### About this task
Please retype the data in full and exactly; the pictures are not part of the copy.

Element data from apps and pages
BEGIN
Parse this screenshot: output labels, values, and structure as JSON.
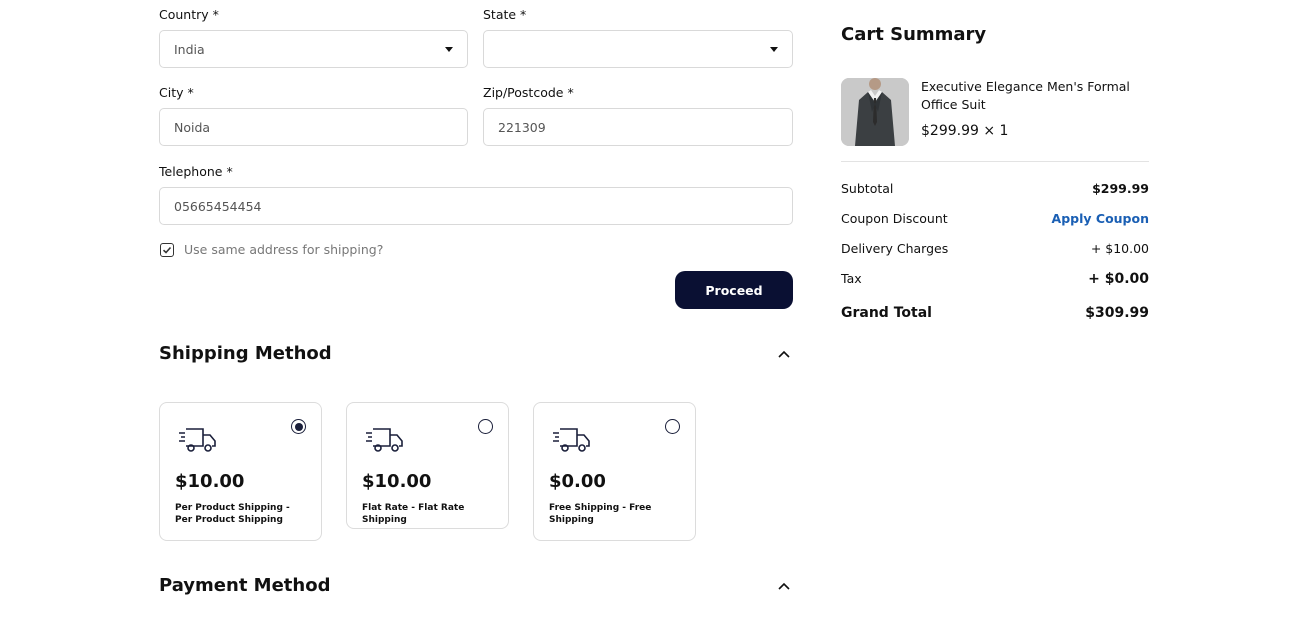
{
  "address": {
    "country_label": "Country *",
    "country_value": "India",
    "state_label": "State *",
    "state_value": "",
    "city_label": "City *",
    "city_value": "Noida",
    "zip_label": "Zip/Postcode *",
    "zip_value": "221309",
    "telephone_label": "Telephone *",
    "telephone_value": "05665454454",
    "same_address_label": "Use same address for shipping?",
    "same_address_checked": true,
    "proceed_label": "Proceed"
  },
  "shipping": {
    "title": "Shipping Method",
    "options": [
      {
        "price": "$10.00",
        "desc": "Per Product Shipping - Per Product Shipping",
        "selected": true
      },
      {
        "price": "$10.00",
        "desc": "Flat Rate - Flat Rate Shipping",
        "selected": false
      },
      {
        "price": "$0.00",
        "desc": "Free Shipping - Free Shipping",
        "selected": false
      }
    ]
  },
  "payment": {
    "title": "Payment Method"
  },
  "cart": {
    "title": "Cart Summary",
    "item_name": "Executive Elegance Men's Formal Office Suit",
    "item_price": "$299.99 × 1",
    "subtotal_label": "Subtotal",
    "subtotal_value": "$299.99",
    "coupon_label": "Coupon Discount",
    "coupon_action": "Apply Coupon",
    "delivery_label": "Delivery Charges",
    "delivery_value": "+ $10.00",
    "tax_label": "Tax",
    "tax_value": "+ $0.00",
    "grand_label": "Grand Total",
    "grand_value": "$309.99"
  },
  "colors": {
    "primary": "#0a1033",
    "link": "#1a5fb4",
    "border": "#d9d9d9"
  }
}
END
### Result for this task
Parse this screenshot: output labels, values, and structure as JSON.
{
  "address": {
    "country_label": "Country *",
    "country_value": "India",
    "state_label": "State *",
    "state_value": "",
    "city_label": "City *",
    "city_value": "Noida",
    "zip_label": "Zip/Postcode *",
    "zip_value": "221309",
    "telephone_label": "Telephone *",
    "telephone_value": "05665454454",
    "same_address_label": "Use same address for shipping?",
    "same_address_checked": true,
    "proceed_label": "Proceed"
  },
  "shipping": {
    "title": "Shipping Method",
    "options": [
      {
        "price": "$10.00",
        "desc": "Per Product Shipping - Per Product Shipping",
        "selected": true
      },
      {
        "price": "$10.00",
        "desc": "Flat Rate - Flat Rate Shipping",
        "selected": false
      },
      {
        "price": "$0.00",
        "desc": "Free Shipping - Free Shipping",
        "selected": false
      }
    ]
  },
  "payment": {
    "title": "Payment Method"
  },
  "cart": {
    "title": "Cart Summary",
    "item_name": "Executive Elegance Men's Formal Office Suit",
    "item_price": "$299.99 × 1",
    "subtotal_label": "Subtotal",
    "subtotal_value": "$299.99",
    "coupon_label": "Coupon Discount",
    "coupon_action": "Apply Coupon",
    "delivery_label": "Delivery Charges",
    "delivery_value": "+ $10.00",
    "tax_label": "Tax",
    "tax_value": "+ $0.00",
    "grand_label": "Grand Total",
    "grand_value": "$309.99"
  },
  "colors": {
    "primary": "#0a1033",
    "link": "#1a5fb4",
    "border": "#d9d9d9"
  }
}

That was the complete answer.